(Analysis) Carlsen-Karjakin Game-1: Surprising Trompowsky
One journalist asked Magnus Carlsen in the first official press conference who is the best chess player in the world. Magnus smiled and, of course, replied that he is! Now it is time for him to prove it in practice. Carlsen and Karjakin are writing their Chess History. They will fight in a 12-game match in which only one player could be the winner.
Before going to the game, I’d like to let you know that we will provide text analysis of every game of the World Championship and we will create some videos for the most exciting ones. I’d also like to remind you that you can watch LIVE the games of the World Championship here.
I hope you all would enjoy the games and the fight between these two amazing chess players in the world.
Magnus Carlsen – Sergey Karjakin [A45]
World Chess Championship New York NY USA (1), 11.11.2016
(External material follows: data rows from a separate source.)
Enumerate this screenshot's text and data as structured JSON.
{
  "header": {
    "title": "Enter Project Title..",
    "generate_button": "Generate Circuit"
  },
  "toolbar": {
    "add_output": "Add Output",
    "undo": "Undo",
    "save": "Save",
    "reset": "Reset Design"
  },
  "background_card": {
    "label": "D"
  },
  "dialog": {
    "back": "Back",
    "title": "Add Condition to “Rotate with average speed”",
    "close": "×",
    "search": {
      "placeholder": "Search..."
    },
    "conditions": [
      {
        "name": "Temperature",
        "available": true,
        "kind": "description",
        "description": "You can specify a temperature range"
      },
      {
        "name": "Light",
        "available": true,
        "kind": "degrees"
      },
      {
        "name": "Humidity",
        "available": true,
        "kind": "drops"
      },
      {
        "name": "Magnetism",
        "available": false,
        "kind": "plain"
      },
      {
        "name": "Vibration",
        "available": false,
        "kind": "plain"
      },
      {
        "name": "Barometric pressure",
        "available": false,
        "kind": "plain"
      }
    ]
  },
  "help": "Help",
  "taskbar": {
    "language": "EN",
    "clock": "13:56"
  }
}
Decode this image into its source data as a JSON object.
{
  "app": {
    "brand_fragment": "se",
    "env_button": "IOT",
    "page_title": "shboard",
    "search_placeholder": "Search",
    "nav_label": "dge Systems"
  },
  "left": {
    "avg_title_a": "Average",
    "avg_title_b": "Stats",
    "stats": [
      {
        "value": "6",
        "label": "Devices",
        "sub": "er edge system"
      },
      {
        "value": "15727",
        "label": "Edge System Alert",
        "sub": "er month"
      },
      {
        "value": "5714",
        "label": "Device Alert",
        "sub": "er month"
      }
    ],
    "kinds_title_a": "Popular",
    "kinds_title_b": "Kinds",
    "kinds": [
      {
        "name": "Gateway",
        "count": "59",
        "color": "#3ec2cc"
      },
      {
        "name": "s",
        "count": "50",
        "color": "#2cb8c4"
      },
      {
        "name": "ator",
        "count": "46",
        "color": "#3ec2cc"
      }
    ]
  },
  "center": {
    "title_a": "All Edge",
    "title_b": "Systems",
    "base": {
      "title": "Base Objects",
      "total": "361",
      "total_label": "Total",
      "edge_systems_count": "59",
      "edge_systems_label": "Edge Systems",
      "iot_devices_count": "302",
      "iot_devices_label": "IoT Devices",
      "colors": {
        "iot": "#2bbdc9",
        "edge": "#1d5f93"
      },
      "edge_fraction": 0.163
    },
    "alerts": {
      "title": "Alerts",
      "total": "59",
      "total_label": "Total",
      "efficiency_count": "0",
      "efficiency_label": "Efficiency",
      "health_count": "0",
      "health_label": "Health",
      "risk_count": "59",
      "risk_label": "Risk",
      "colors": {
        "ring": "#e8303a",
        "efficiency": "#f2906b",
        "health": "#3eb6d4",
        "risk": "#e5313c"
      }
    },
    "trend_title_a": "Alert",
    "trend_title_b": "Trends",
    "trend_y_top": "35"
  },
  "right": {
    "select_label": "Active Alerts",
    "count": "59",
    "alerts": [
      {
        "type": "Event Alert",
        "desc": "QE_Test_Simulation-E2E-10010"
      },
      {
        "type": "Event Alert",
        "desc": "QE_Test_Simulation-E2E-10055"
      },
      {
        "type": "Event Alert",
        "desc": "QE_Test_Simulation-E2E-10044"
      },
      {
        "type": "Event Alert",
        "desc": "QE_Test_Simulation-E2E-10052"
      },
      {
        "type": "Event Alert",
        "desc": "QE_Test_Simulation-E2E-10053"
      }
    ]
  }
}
In the first game, Magnus had the White pieces and Sergey had Black. The big surprise came very early in the game, to be more precise, on the second move!
1.d4 Nf6 2.Bg5
Black to play
First things first, Magnus usually tries to avoid the long theoretical discussions. He is not playing the most critical lines, but he prefers the not-forcing openings. He chooses the Trompovsky defense (1.d4-Nf6, 2.Bg5). We can see this opening system rarely in the top grandmaster level games.
If I’m not mistaken, we had seen this opening only once in the World Championship Match, (Anand – Karpov / FIDE-Wch k.o. 1998). Actually, Anand won this game with the White pieces. Thus, Carlsen’s intention was to surprise his Russian opponent and destroy his opening preparation.
2…d5 3.e3 c5 4.Bxf6 gxf6 5.dxc5 Nc6 6.Bb5 e6 7.c4 dxc4 8.Nd2 Bxc5 9.Ngf3 0–0 10.0–0 Na5 11.Rc1 Be7 12.Qc2
Black to play
In this position, Black can play many moves, like Qb6 or Qc7 or even a6. Karjakin’s first priority was to develop his undeveloped army.
It seems that Black has an extra pawn and the pair of bishops, but White has very active pieces and he is threatening to play Rfd1. Black pieces feel cramped and Karjakin understands this very well. Thus, we can say that White has compensation for the sacrificed pawn and Black is in hurry to neutralize White pieces’ activity.
12…Bd7 13.Bxd7 Qxd7 14.Qc3 Qd5 15.Nxc4 Nxc4 16.Qxc4 Qxc4 17.Rxc4 Rfc8 18.Rfc1 Rxc4 19.Rxc4 Rd8 20.g3
Black to play
After the forcing exchanges in the c4, White manages to take back the pawn. Black has a better combination of pieces, because the rook can cooperate better with the bishop.
By the way, this was Fischer’s favorite endgame. Fischer loves to play with his rook and bishop against rook and knight. Indeed, Black’s pieces have a lot of potential, but the Black’s pawn structure in the kingside is ruined. The h7 pawn is isolated and weak.
On the other hand, White’s best scenario is to exchange all pieces and put the King on h6. This could be problematic for Black but White has no forcing way to achieve it and Black will not cooperate with White’s plans
Last but not least, if White manages to place the Rook on the 7th rank, then Black will have serious problems. Black used the tactical motive “mate in the back rank” so they were in time to place his Rook on the 7th rank.
You may understand that a game of chess has a lot of minor details. Top grandmasters can understand the positions very well and for that reason, their games are close to perfection, aren’t they?
20…Rd7 21.Kf1 f5 22.Ke2 Bf6 23.b3 Kf8 24.h3 h6 25.Ne1 Ke7 26.Nd3 Kd8 27.f4 h5 28.a4 Rd5 29.Nc5 b6 30.Na6 Be7 31.Nb8 a5 32.Nc6+ Ke8 33.Ne5 Bc5 34.Rc3 Ke7
White to play
Black achieved a fortress by blocking the queenside and there is no real chance for White to continue pressing the game. Thus, Magnus decided to exchange the Rooks. After this exchange, White cannot press anymore and there are no more active ideas for White or Black. The game ended as a draw afterwards.
35.Rd3 Rxd3 36.Kxd3 f6 37.Nc6+ Kd6 38.Nd4 Kd5 39.Nb5 Kc6 40.Nd4+ Kd6 41.Nb5+ Kd7 42.Nd4 Kd6 ½–½
You can download the PGN of the game here.